Collect each line of the records containing the string "image".
### Data to examine
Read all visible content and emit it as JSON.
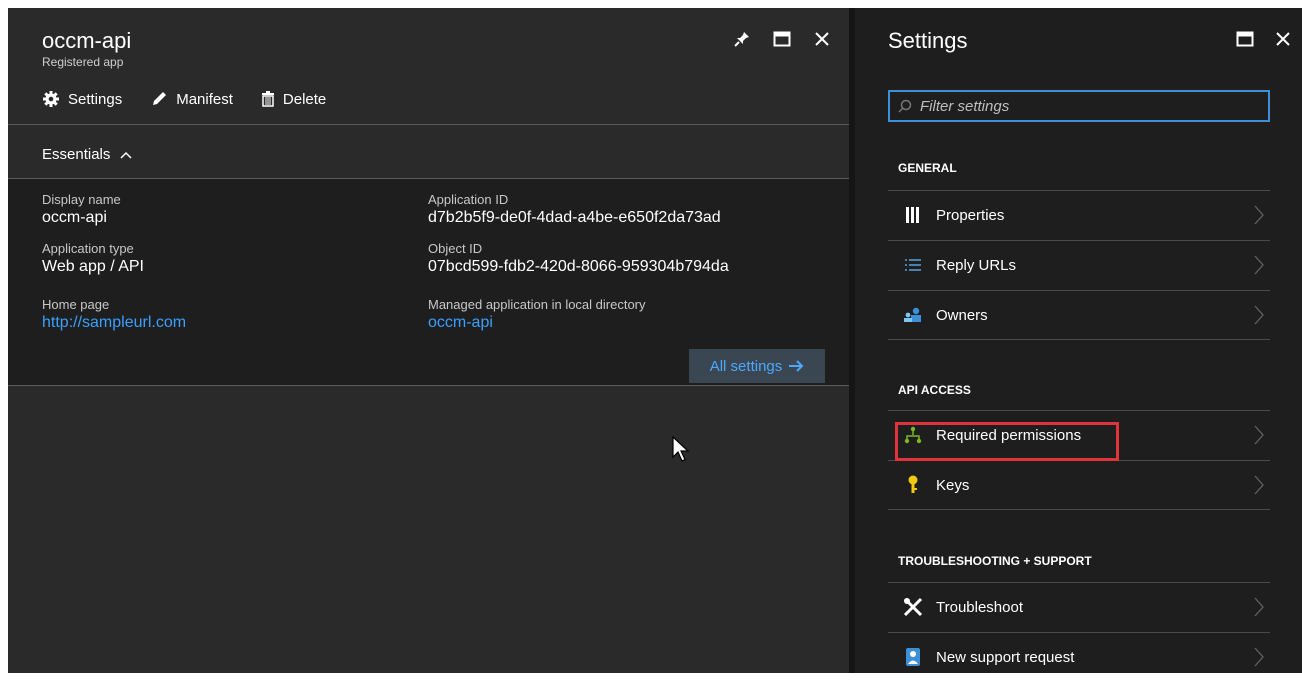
{
  "app_blade": {
    "title": "occm-api",
    "subtitle": "Registered app",
    "toolbar": {
      "settings_label": "Settings",
      "manifest_label": "Manifest",
      "delete_label": "Delete"
    },
    "essentials_label": "Essentials",
    "fields": {
      "display_name_label": "Display name",
      "display_name_value": "occm-api",
      "app_type_label": "Application type",
      "app_type_value": "Web app / API",
      "home_page_label": "Home page",
      "home_page_value": "http://sampleurl.com",
      "app_id_label": "Application ID",
      "app_id_value": "d7b2b5f9-de0f-4dad-a4be-e650f2da73ad",
      "object_id_label": "Object ID",
      "object_id_value": "07bcd599-fdb2-420d-8066-959304b794da",
      "managed_app_label": "Managed application in local directory",
      "managed_app_value": "occm-api"
    },
    "all_settings_label": "All settings"
  },
  "settings_blade": {
    "title": "Settings",
    "filter_placeholder": "Filter settings",
    "sections": {
      "general": "GENERAL",
      "api_access": "API ACCESS",
      "troubleshooting": "TROUBLESHOOTING + SUPPORT"
    },
    "items": {
      "properties": "Properties",
      "reply_urls": "Reply URLs",
      "owners": "Owners",
      "required_permissions": "Required permissions",
      "keys": "Keys",
      "troubleshoot": "Troubleshoot",
      "new_support_request": "New support request"
    }
  },
  "colors": {
    "blade_bg": "#2a2a2a",
    "panel_bg": "#1e1e1e",
    "link": "#3aa0ff",
    "highlight": "#e0343a",
    "filter_border": "#3d90d8"
  }
}
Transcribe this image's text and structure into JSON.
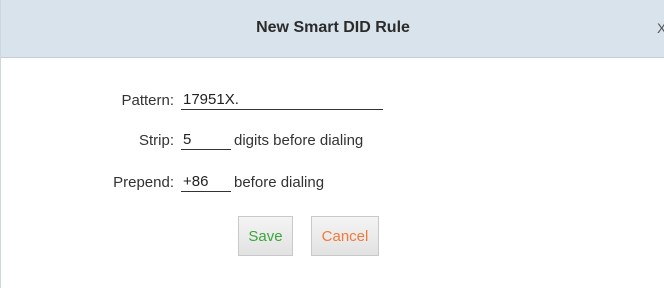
{
  "dialog": {
    "title": "New Smart DID Rule",
    "close_label": "X"
  },
  "form": {
    "pattern": {
      "label": "Pattern:",
      "value": "17951X."
    },
    "strip": {
      "label": "Strip:",
      "value": "5",
      "suffix": "digits before dialing"
    },
    "prepend": {
      "label": "Prepend:",
      "value": "+86",
      "suffix": "before dialing"
    }
  },
  "buttons": {
    "save_label": "Save",
    "cancel_label": "Cancel"
  },
  "colors": {
    "title_bar": "#d8e3ec",
    "save_text": "#3aa63a",
    "cancel_text": "#f07a3a"
  }
}
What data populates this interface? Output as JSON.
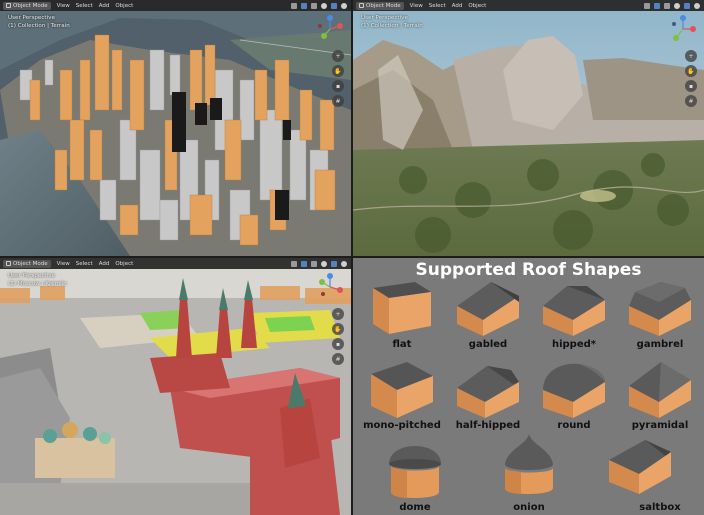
{
  "viewports": [
    {
      "id": "nyc",
      "header": {
        "mode": "Object Mode",
        "menus": [
          "View",
          "Select",
          "Add",
          "Object"
        ]
      },
      "label_line1": "User Perspective",
      "label_line2": "(1) Collection | Terrain"
    },
    {
      "id": "yosemite",
      "header": {
        "mode": "Object Mode",
        "menus": [
          "View",
          "Select",
          "Add",
          "Object"
        ]
      },
      "label_line1": "User Perspective",
      "label_line2": "(1) Collection | Terrain"
    },
    {
      "id": "moscow",
      "header": {
        "mode": "Object Mode",
        "menus": [
          "View",
          "Select",
          "Add",
          "Object"
        ]
      },
      "label_line1": "User Perspective",
      "label_line2": "(1) Moscow | Kremlin"
    }
  ],
  "roofs": {
    "title": "Supported Roof Shapes",
    "shapes": [
      {
        "label": "flat"
      },
      {
        "label": "gabled"
      },
      {
        "label": "hipped*"
      },
      {
        "label": "gambrel"
      },
      {
        "label": "mono-pitched"
      },
      {
        "label": "half-hipped"
      },
      {
        "label": "round"
      },
      {
        "label": "pyramidal"
      },
      {
        "label": "dome"
      },
      {
        "label": "onion"
      },
      {
        "label": "saltbox"
      }
    ]
  },
  "colors": {
    "wall": "#e8a066",
    "wall_shade": "#d3884f",
    "roof": "#5a5a5a",
    "roof_light": "#6e6e6e",
    "panel_bg": "#7a7a7a",
    "header_bg": "#262626"
  }
}
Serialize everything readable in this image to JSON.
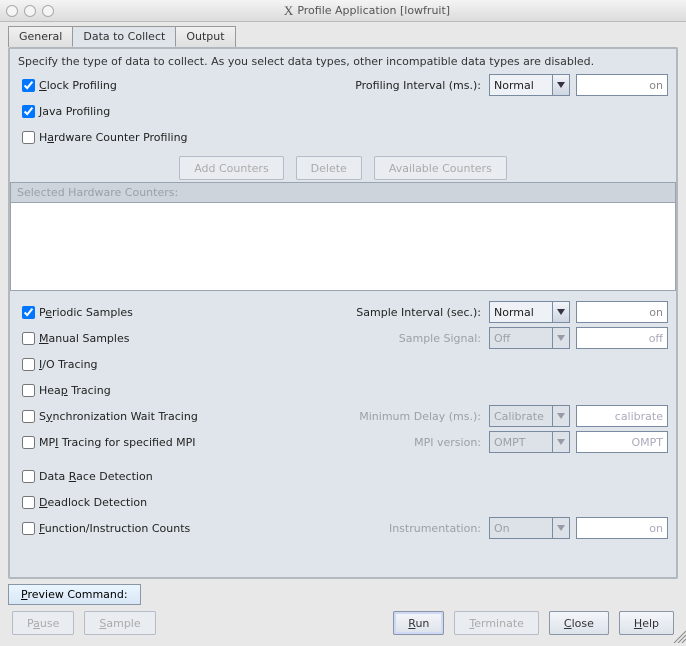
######
* _Final answer_:
Transcribe this image's text and structure into JSON.
Serialize everything readable in this image to JSON.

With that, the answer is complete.